The public insurance program is funded jointly by California and the federal government and provides health, dental, mental health, long-term care and other services. The Affordable Care Act allowed states to expand their Medicaid programs in 2014 to low-income childless adults, and the federal government is paying nearly all of the costs for those new beneficiaries. Under the GOP bill, the federal share would plummet from 90 percent to 50 percent.

The bill could put hospitals, clinics and other providers in a tenuous financial position by forcing them to live within the cost limits while at the same time seeing more uninsured patients, the analysis said.

California health officials said they estimated that Medi-Cal costs would exceed per-capita caps by nearly $680 million in 2020, with the gap growing to $5.28 billion by 2027. That spending limit could have a "devastating and chilling effect" on any increases in provider payments or plan rates, according to the analysis.

The state also expects an additional $3.3 billion in costs in 2020, growing to $13 billion by 2027, because of a change that reduces federal funds for new enrollees and for people who have a break in coverage.
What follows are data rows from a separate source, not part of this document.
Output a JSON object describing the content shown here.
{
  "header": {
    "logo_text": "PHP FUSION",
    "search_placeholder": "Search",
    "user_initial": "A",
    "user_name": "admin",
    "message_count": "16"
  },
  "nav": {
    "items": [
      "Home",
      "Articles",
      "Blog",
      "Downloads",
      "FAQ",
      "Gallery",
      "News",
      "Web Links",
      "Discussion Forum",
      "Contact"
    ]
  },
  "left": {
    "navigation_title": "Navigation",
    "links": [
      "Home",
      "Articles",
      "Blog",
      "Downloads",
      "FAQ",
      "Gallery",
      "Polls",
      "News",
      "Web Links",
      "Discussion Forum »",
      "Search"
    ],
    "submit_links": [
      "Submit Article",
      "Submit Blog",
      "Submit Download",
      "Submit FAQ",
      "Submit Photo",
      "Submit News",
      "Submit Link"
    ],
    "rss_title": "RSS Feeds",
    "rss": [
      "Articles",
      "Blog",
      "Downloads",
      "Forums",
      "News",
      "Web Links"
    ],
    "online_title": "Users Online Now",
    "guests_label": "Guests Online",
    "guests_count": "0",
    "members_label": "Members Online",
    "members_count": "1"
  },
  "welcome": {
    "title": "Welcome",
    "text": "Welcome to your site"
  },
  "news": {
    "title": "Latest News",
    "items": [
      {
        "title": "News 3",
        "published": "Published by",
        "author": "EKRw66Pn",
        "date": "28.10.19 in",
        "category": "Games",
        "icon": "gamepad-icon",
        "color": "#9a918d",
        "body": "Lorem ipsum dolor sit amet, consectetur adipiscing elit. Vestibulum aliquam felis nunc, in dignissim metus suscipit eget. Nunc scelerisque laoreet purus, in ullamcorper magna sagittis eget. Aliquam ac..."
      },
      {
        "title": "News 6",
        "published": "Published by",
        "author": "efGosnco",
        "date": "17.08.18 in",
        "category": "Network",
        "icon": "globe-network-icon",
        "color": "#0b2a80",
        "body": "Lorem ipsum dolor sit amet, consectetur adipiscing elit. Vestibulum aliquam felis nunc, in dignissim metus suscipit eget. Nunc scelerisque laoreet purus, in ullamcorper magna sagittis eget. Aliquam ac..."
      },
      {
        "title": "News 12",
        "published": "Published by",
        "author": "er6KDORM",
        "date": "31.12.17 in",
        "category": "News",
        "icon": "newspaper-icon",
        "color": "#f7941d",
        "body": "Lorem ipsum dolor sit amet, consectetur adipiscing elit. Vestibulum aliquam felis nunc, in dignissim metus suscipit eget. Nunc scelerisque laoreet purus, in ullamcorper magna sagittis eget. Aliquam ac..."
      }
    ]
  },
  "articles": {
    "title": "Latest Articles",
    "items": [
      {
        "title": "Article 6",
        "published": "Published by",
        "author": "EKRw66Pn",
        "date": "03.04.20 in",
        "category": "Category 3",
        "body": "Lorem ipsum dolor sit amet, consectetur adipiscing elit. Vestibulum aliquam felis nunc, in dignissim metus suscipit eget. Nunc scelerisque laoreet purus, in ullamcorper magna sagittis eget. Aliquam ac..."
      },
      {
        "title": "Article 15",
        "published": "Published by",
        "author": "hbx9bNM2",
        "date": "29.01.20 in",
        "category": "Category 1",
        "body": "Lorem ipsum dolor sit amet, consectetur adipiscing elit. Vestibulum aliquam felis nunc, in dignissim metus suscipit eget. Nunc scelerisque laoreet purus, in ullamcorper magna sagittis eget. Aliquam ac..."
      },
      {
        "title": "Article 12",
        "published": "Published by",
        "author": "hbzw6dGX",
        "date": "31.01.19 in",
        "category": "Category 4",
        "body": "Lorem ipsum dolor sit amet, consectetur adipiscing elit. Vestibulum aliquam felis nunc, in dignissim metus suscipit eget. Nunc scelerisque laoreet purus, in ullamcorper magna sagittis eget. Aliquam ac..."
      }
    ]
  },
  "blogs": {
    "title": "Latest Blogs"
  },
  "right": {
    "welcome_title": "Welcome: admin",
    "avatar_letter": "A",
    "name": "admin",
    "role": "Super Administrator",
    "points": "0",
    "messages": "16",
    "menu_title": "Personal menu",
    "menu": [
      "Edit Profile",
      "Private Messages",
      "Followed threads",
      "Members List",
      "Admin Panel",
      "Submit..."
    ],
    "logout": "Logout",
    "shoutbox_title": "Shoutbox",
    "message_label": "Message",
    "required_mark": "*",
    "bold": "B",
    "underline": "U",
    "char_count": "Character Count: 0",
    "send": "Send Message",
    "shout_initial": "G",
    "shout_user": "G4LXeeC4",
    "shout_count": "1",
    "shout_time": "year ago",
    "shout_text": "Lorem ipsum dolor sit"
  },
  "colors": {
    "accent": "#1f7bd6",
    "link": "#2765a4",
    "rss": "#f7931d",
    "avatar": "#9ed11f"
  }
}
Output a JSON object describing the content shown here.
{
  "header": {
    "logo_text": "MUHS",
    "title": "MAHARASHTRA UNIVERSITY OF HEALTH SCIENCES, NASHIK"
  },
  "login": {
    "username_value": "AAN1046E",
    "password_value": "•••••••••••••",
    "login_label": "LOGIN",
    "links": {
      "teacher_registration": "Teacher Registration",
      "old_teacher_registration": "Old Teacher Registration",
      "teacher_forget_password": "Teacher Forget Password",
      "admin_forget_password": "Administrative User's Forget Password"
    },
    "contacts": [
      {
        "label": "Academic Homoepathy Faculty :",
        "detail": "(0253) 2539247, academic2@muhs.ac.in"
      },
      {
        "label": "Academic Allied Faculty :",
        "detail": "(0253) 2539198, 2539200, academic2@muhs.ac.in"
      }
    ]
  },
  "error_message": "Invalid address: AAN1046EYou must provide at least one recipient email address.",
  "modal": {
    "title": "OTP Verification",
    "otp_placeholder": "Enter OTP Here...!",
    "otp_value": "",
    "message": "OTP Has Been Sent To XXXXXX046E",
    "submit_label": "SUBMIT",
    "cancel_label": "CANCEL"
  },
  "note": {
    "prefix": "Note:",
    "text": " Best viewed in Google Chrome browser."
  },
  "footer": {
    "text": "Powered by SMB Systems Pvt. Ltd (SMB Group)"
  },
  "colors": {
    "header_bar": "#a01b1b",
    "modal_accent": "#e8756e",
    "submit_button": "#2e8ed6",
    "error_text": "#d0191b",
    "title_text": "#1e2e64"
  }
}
The bill would require certain beneficiaries to renew coverage every six months rather than once a year, which state officials say will cause many to lose their coverage.

According to the analysis, the state would face additional costs from other federal cuts, including to a program that pays for in-home care for elderly and disabled residents. In addition, the analysis estimates that the proposed one-year freeze on federal funding to organizations that provide abortions would mean a loss of $400 million in payments to Planned Parenthood, which serves more than 600,000 people in Medi-Cal and a state family planning program.

Leaders of organizations representing the state's safety net system said Wednesday that the department's analysis confirmed many of their fears about the Republican plan.

"Passage of the American Health Care Act could take public health care systems and really the whole health care safety net in California ... back to the days of overcrowded emergency rooms, back to the days of huge funding losses and uncompensated care, and really back to a system stretched far too thin," said Erica Murray, president and CEO of the California Association of Public Hospitals and Health Systems.

The bill would also have a "disastrous" financial impact on community health centers, said Carmela Castellano-Garcia, president and CEO of CaliforniaHealth+ Advocates, which lobbies on behalf of California's community health centers.

"Many of our patients will become uninsured and then they will be paying out-of-pocket on a sliding fee scale, which will be at a financial loss to the health center," Castellano-Garcia said.

A new study by UC Berkeley’s Labor Center released Wednesday also warned of dramatic cuts in federal Medi-Cal funding that would threaten coverage for low-income adults. The center estimated that the state would have to increase spending by $10 billion each year to maintain coverage for those who became eligible for coverage under the Affordable Care Act. Without that funding, the researchers wrote, 3.7 million people could lose coverage by 2027.

This story was produced by Kaiser Health News, an editorially independent program of the Kaiser Family Foundation.